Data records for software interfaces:
※ ※ ※
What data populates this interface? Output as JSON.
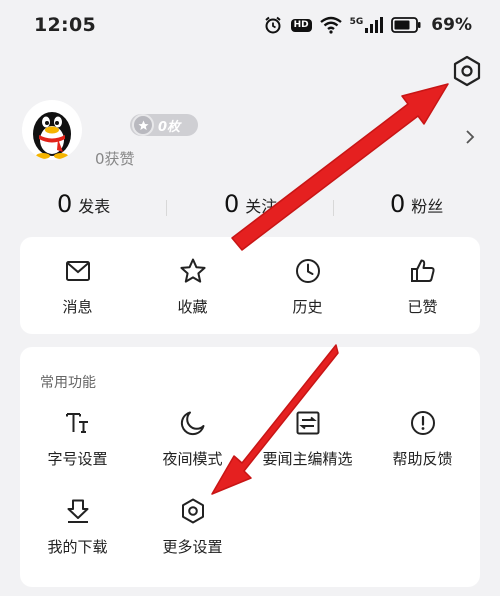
{
  "status_bar": {
    "time": "12:05",
    "hd_label": "HD",
    "network_label": "5G",
    "battery": "69%"
  },
  "profile": {
    "medal_count": "0枚",
    "likes": "0获赞"
  },
  "stats": [
    {
      "value": "0",
      "label": "发表"
    },
    {
      "value": "0",
      "label": "关注"
    },
    {
      "value": "0",
      "label": "粉丝"
    }
  ],
  "quick_actions": [
    {
      "label": "消息",
      "icon": "mail-icon"
    },
    {
      "label": "收藏",
      "icon": "star-icon"
    },
    {
      "label": "历史",
      "icon": "clock-icon"
    },
    {
      "label": "已赞",
      "icon": "thumbs-up-icon"
    }
  ],
  "common_functions": {
    "title": "常用功能",
    "items": [
      {
        "label": "字号设置",
        "icon": "font-size-icon"
      },
      {
        "label": "夜间模式",
        "icon": "moon-icon"
      },
      {
        "label": "要闻主编精选",
        "icon": "editor-picks-icon"
      },
      {
        "label": "帮助反馈",
        "icon": "help-icon"
      },
      {
        "label": "我的下载",
        "icon": "download-icon"
      },
      {
        "label": "更多设置",
        "icon": "hexagon-settings-icon"
      }
    ]
  },
  "colors": {
    "background": "#f2f2f4",
    "card": "#ffffff",
    "arrow": "#e52020",
    "text": "#222222",
    "muted": "#888888"
  }
}
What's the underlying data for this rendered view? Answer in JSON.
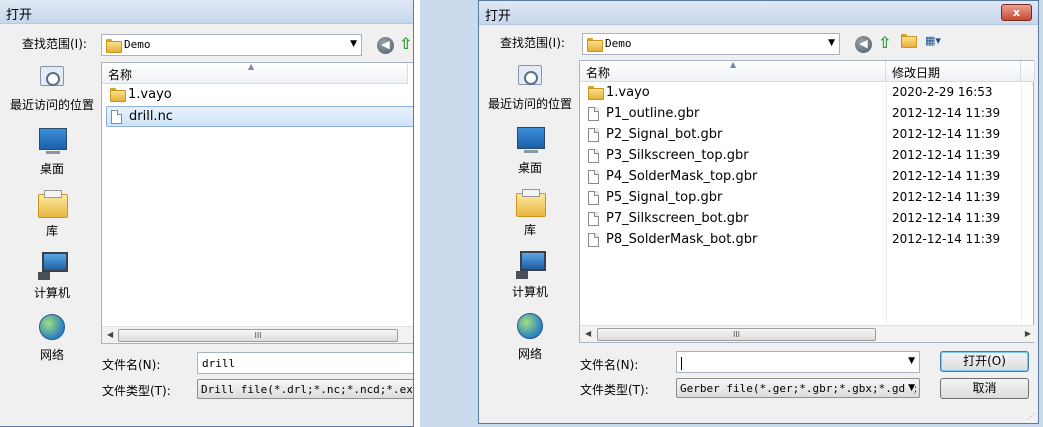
{
  "left_dialog": {
    "title": "打开",
    "look_in_label": "查找范围(I):",
    "look_in_value": "Demo",
    "places": [
      {
        "label": "最近访问的位置",
        "icon": "recent-places-icon"
      },
      {
        "label": "桌面",
        "icon": "desktop-icon"
      },
      {
        "label": "库",
        "icon": "libraries-icon"
      },
      {
        "label": "计算机",
        "icon": "computer-icon"
      },
      {
        "label": "网络",
        "icon": "network-icon"
      }
    ],
    "columns": {
      "name": "名称"
    },
    "files": [
      {
        "name": "1.vayo",
        "type": "folder",
        "selected": false
      },
      {
        "name": "drill.nc",
        "type": "file",
        "selected": true
      }
    ],
    "filename_label": "文件名(N):",
    "filename_value": "drill",
    "filetype_label": "文件类型(T):",
    "filetype_value": "Drill file(*.drl;*.nc;*.ncd;*.exc)"
  },
  "right_dialog": {
    "title": "打开",
    "close_label": "x",
    "look_in_label": "查找范围(I):",
    "look_in_value": "Demo",
    "places": [
      {
        "label": "最近访问的位置",
        "icon": "recent-places-icon"
      },
      {
        "label": "桌面",
        "icon": "desktop-icon"
      },
      {
        "label": "库",
        "icon": "libraries-icon"
      },
      {
        "label": "计算机",
        "icon": "computer-icon"
      },
      {
        "label": "网络",
        "icon": "network-icon"
      }
    ],
    "columns": {
      "name": "名称",
      "modified": "修改日期"
    },
    "files": [
      {
        "name": "1.vayo",
        "date": "2020-2-29 16:53",
        "type": "folder"
      },
      {
        "name": "P1_outline.gbr",
        "date": "2012-12-14 11:39",
        "type": "file"
      },
      {
        "name": "P2_Signal_bot.gbr",
        "date": "2012-12-14 11:39",
        "type": "file"
      },
      {
        "name": "P3_Silkscreen_top.gbr",
        "date": "2012-12-14 11:39",
        "type": "file"
      },
      {
        "name": "P4_SolderMask_top.gbr",
        "date": "2012-12-14 11:39",
        "type": "file"
      },
      {
        "name": "P5_Signal_top.gbr",
        "date": "2012-12-14 11:39",
        "type": "file"
      },
      {
        "name": "P7_Silkscreen_bot.gbr",
        "date": "2012-12-14 11:39",
        "type": "file"
      },
      {
        "name": "P8_SolderMask_bot.gbr",
        "date": "2012-12-14 11:39",
        "type": "file"
      }
    ],
    "filename_label": "文件名(N):",
    "filename_value": "",
    "filetype_label": "文件类型(T):",
    "filetype_value": "Gerber file(*.ger;*.gbr;*.gbx;*.gdo;*",
    "open_button": "打开(O)",
    "cancel_button": "取消"
  },
  "scroll_grip": "III"
}
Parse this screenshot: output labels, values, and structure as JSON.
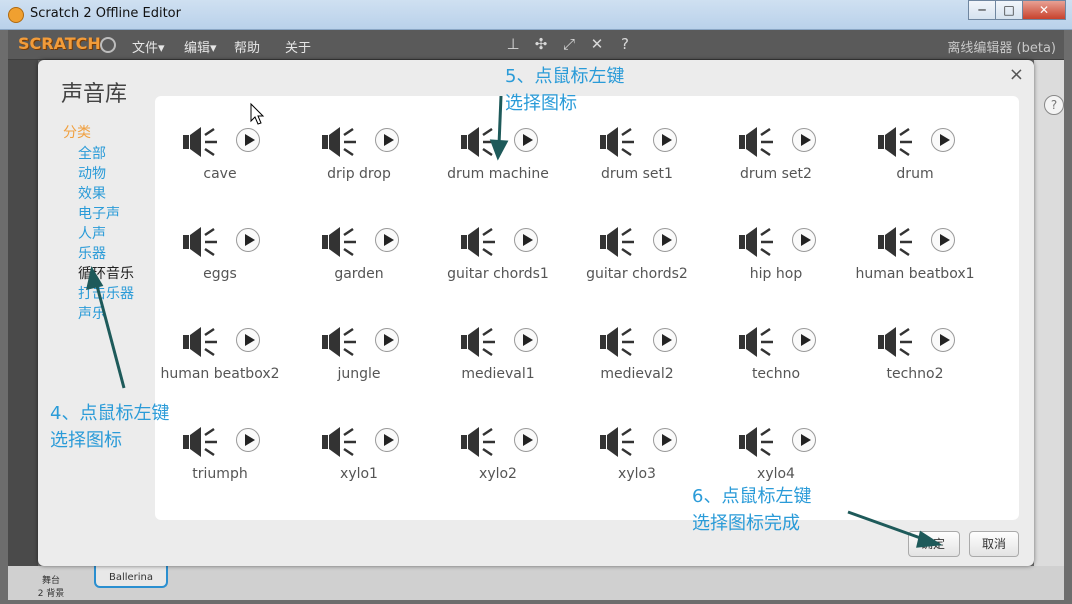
{
  "window": {
    "title": "Scratch 2 Offline Editor",
    "buttons": [
      "─",
      "□",
      "✕"
    ]
  },
  "menubar": {
    "logo": "SCRATCH",
    "items": [
      "文件▾",
      "编辑▾",
      "帮助",
      "关于"
    ],
    "tool_icons": [
      "stamp-icon",
      "cut-icon",
      "grow-icon",
      "shrink-icon",
      "help-icon"
    ],
    "offline_label": "离线编辑器 (beta)"
  },
  "background": {
    "stage_label": "舞台",
    "stage_backdrops": "2 背景",
    "sprite_name": "Ballerina",
    "help_glyph": "?"
  },
  "dialog": {
    "title": "声音库",
    "close": "×",
    "categories_label": "分类",
    "categories": [
      "全部",
      "动物",
      "效果",
      "电子声",
      "人声",
      "乐器",
      "循环音乐",
      "打击乐器",
      "声乐"
    ],
    "selected_category": 6,
    "sounds": [
      "cave",
      "drip drop",
      "drum machine",
      "drum set1",
      "drum set2",
      "drum",
      "eggs",
      "garden",
      "guitar chords1",
      "guitar chords2",
      "hip hop",
      "human beatbox1",
      "human beatbox2",
      "jungle",
      "medieval1",
      "medieval2",
      "techno",
      "techno2",
      "triumph",
      "xylo1",
      "xylo2",
      "xylo3",
      "xylo4"
    ],
    "ok_label": "确定",
    "cancel_label": "取消"
  },
  "annotations": {
    "step4": [
      "4、点鼠标左键",
      "选择图标"
    ],
    "step5": [
      "5、点鼠标左键",
      "选择图标"
    ],
    "step6": [
      "6、点鼠标左键",
      "选择图标完成"
    ],
    "color": "#2a9bd8",
    "arrow_color": "#1e5a5a"
  }
}
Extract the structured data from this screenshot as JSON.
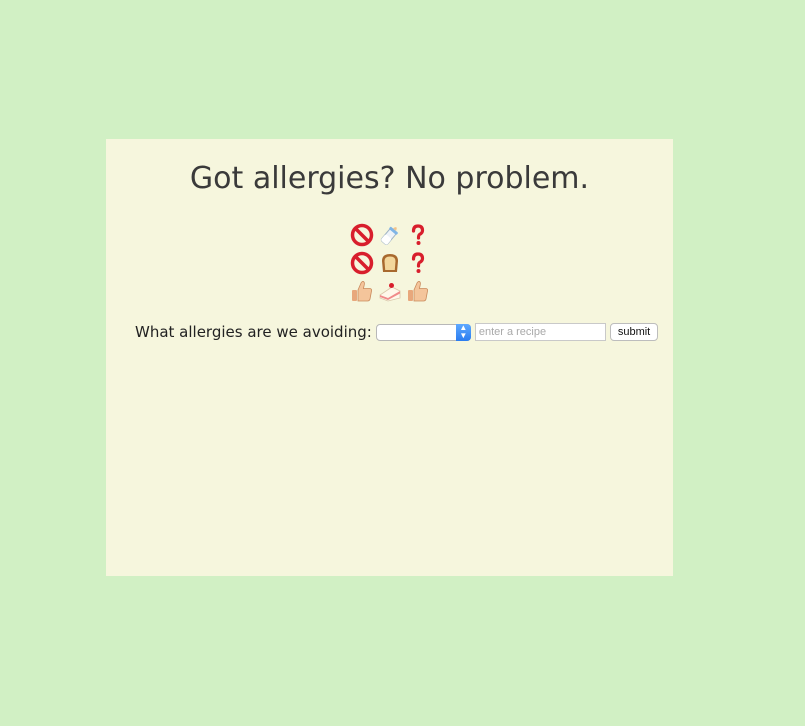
{
  "page": {
    "title": "Got allergies? No problem."
  },
  "emoji_grid": {
    "rows": [
      [
        "prohibited-icon",
        "baby-bottle-icon",
        "question-mark-icon"
      ],
      [
        "prohibited-icon",
        "bread-icon",
        "question-mark-icon"
      ],
      [
        "thumbs-up-icon",
        "cake-icon",
        "thumbs-up-icon"
      ]
    ]
  },
  "form": {
    "label": "What allergies are we avoiding:",
    "allergy_select_value": "",
    "recipe_placeholder": "enter a recipe",
    "submit_label": "submit"
  },
  "colors": {
    "page_background": "#d1f0c4",
    "card_background": "#f6f6dd",
    "select_arrow": "#2a7cf0"
  }
}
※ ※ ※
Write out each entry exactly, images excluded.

→ ANSWER TO THE PROBLEM:
What data populates this interface? Output as JSON.
{
  "status_bar": {
    "time": "12:05",
    "hd_label": "HD",
    "network_label": "5G",
    "battery": "69%"
  },
  "profile": {
    "medal_count": "0枚",
    "likes": "0获赞"
  },
  "stats": [
    {
      "value": "0",
      "label": "发表"
    },
    {
      "value": "0",
      "label": "关注"
    },
    {
      "value": "0",
      "label": "粉丝"
    }
  ],
  "quick_actions": [
    {
      "label": "消息",
      "icon": "mail-icon"
    },
    {
      "label": "收藏",
      "icon": "star-icon"
    },
    {
      "label": "历史",
      "icon": "clock-icon"
    },
    {
      "label": "已赞",
      "icon": "thumbs-up-icon"
    }
  ],
  "common_functions": {
    "title": "常用功能",
    "items": [
      {
        "label": "字号设置",
        "icon": "font-size-icon"
      },
      {
        "label": "夜间模式",
        "icon": "moon-icon"
      },
      {
        "label": "要闻主编精选",
        "icon": "editor-picks-icon"
      },
      {
        "label": "帮助反馈",
        "icon": "help-icon"
      },
      {
        "label": "我的下载",
        "icon": "download-icon"
      },
      {
        "label": "更多设置",
        "icon": "hexagon-settings-icon"
      }
    ]
  },
  "colors": {
    "background": "#f2f2f4",
    "card": "#ffffff",
    "arrow": "#e52020",
    "text": "#222222",
    "muted": "#888888"
  }
}
What's the underlying data for this rendered view? Answer in JSON.
{
  "left_dialog": {
    "title": "打开",
    "look_in_label": "查找范围(I):",
    "look_in_value": "Demo",
    "places": [
      {
        "label": "最近访问的位置",
        "icon": "recent-places-icon"
      },
      {
        "label": "桌面",
        "icon": "desktop-icon"
      },
      {
        "label": "库",
        "icon": "libraries-icon"
      },
      {
        "label": "计算机",
        "icon": "computer-icon"
      },
      {
        "label": "网络",
        "icon": "network-icon"
      }
    ],
    "columns": {
      "name": "名称"
    },
    "files": [
      {
        "name": "1.vayo",
        "type": "folder",
        "selected": false
      },
      {
        "name": "drill.nc",
        "type": "file",
        "selected": true
      }
    ],
    "filename_label": "文件名(N):",
    "filename_value": "drill",
    "filetype_label": "文件类型(T):",
    "filetype_value": "Drill file(*.drl;*.nc;*.ncd;*.exc)"
  },
  "right_dialog": {
    "title": "打开",
    "close_label": "x",
    "look_in_label": "查找范围(I):",
    "look_in_value": "Demo",
    "places": [
      {
        "label": "最近访问的位置",
        "icon": "recent-places-icon"
      },
      {
        "label": "桌面",
        "icon": "desktop-icon"
      },
      {
        "label": "库",
        "icon": "libraries-icon"
      },
      {
        "label": "计算机",
        "icon": "computer-icon"
      },
      {
        "label": "网络",
        "icon": "network-icon"
      }
    ],
    "columns": {
      "name": "名称",
      "modified": "修改日期"
    },
    "files": [
      {
        "name": "1.vayo",
        "date": "2020-2-29 16:53",
        "type": "folder"
      },
      {
        "name": "P1_outline.gbr",
        "date": "2012-12-14 11:39",
        "type": "file"
      },
      {
        "name": "P2_Signal_bot.gbr",
        "date": "2012-12-14 11:39",
        "type": "file"
      },
      {
        "name": "P3_Silkscreen_top.gbr",
        "date": "2012-12-14 11:39",
        "type": "file"
      },
      {
        "name": "P4_SolderMask_top.gbr",
        "date": "2012-12-14 11:39",
        "type": "file"
      },
      {
        "name": "P5_Signal_top.gbr",
        "date": "2012-12-14 11:39",
        "type": "file"
      },
      {
        "name": "P7_Silkscreen_bot.gbr",
        "date": "2012-12-14 11:39",
        "type": "file"
      },
      {
        "name": "P8_SolderMask_bot.gbr",
        "date": "2012-12-14 11:39",
        "type": "file"
      }
    ],
    "filename_label": "文件名(N):",
    "filename_value": "",
    "filetype_label": "文件类型(T):",
    "filetype_value": "Gerber file(*.ger;*.gbr;*.gbx;*.gdo;*",
    "open_button": "打开(O)",
    "cancel_button": "取消"
  },
  "scroll_grip": "III"
}
Parse this screenshot: output labels, values, and structure as JSON.
{
  "window": {
    "title": "Scratch 2 Offline Editor",
    "buttons": [
      "─",
      "□",
      "✕"
    ]
  },
  "menubar": {
    "logo": "SCRATCH",
    "items": [
      "文件▾",
      "编辑▾",
      "帮助",
      "关于"
    ],
    "tool_icons": [
      "stamp-icon",
      "cut-icon",
      "grow-icon",
      "shrink-icon",
      "help-icon"
    ],
    "offline_label": "离线编辑器 (beta)"
  },
  "background": {
    "stage_label": "舞台",
    "stage_backdrops": "2 背景",
    "sprite_name": "Ballerina",
    "help_glyph": "?"
  },
  "dialog": {
    "title": "声音库",
    "close": "×",
    "categories_label": "分类",
    "categories": [
      "全部",
      "动物",
      "效果",
      "电子声",
      "人声",
      "乐器",
      "循环音乐",
      "打击乐器",
      "声乐"
    ],
    "selected_category": 6,
    "sounds": [
      "cave",
      "drip drop",
      "drum machine",
      "drum set1",
      "drum set2",
      "drum",
      "eggs",
      "garden",
      "guitar chords1",
      "guitar chords2",
      "hip hop",
      "human beatbox1",
      "human beatbox2",
      "jungle",
      "medieval1",
      "medieval2",
      "techno",
      "techno2",
      "triumph",
      "xylo1",
      "xylo2",
      "xylo3",
      "xylo4"
    ],
    "ok_label": "确定",
    "cancel_label": "取消"
  },
  "annotations": {
    "step4": [
      "4、点鼠标左键",
      "选择图标"
    ],
    "step5": [
      "5、点鼠标左键",
      "选择图标"
    ],
    "step6": [
      "6、点鼠标左键",
      "选择图标完成"
    ],
    "color": "#2a9bd8",
    "arrow_color": "#1e5a5a"
  }
}
Extract the structured data from this screenshot as JSON.
{
  "page": {
    "title": "Got allergies? No problem."
  },
  "emoji_grid": {
    "rows": [
      [
        "prohibited-icon",
        "baby-bottle-icon",
        "question-mark-icon"
      ],
      [
        "prohibited-icon",
        "bread-icon",
        "question-mark-icon"
      ],
      [
        "thumbs-up-icon",
        "cake-icon",
        "thumbs-up-icon"
      ]
    ]
  },
  "form": {
    "label": "What allergies are we avoiding:",
    "allergy_select_value": "",
    "recipe_placeholder": "enter a recipe",
    "submit_label": "submit"
  },
  "colors": {
    "page_background": "#d1f0c4",
    "card_background": "#f6f6dd",
    "select_arrow": "#2a7cf0"
  }
}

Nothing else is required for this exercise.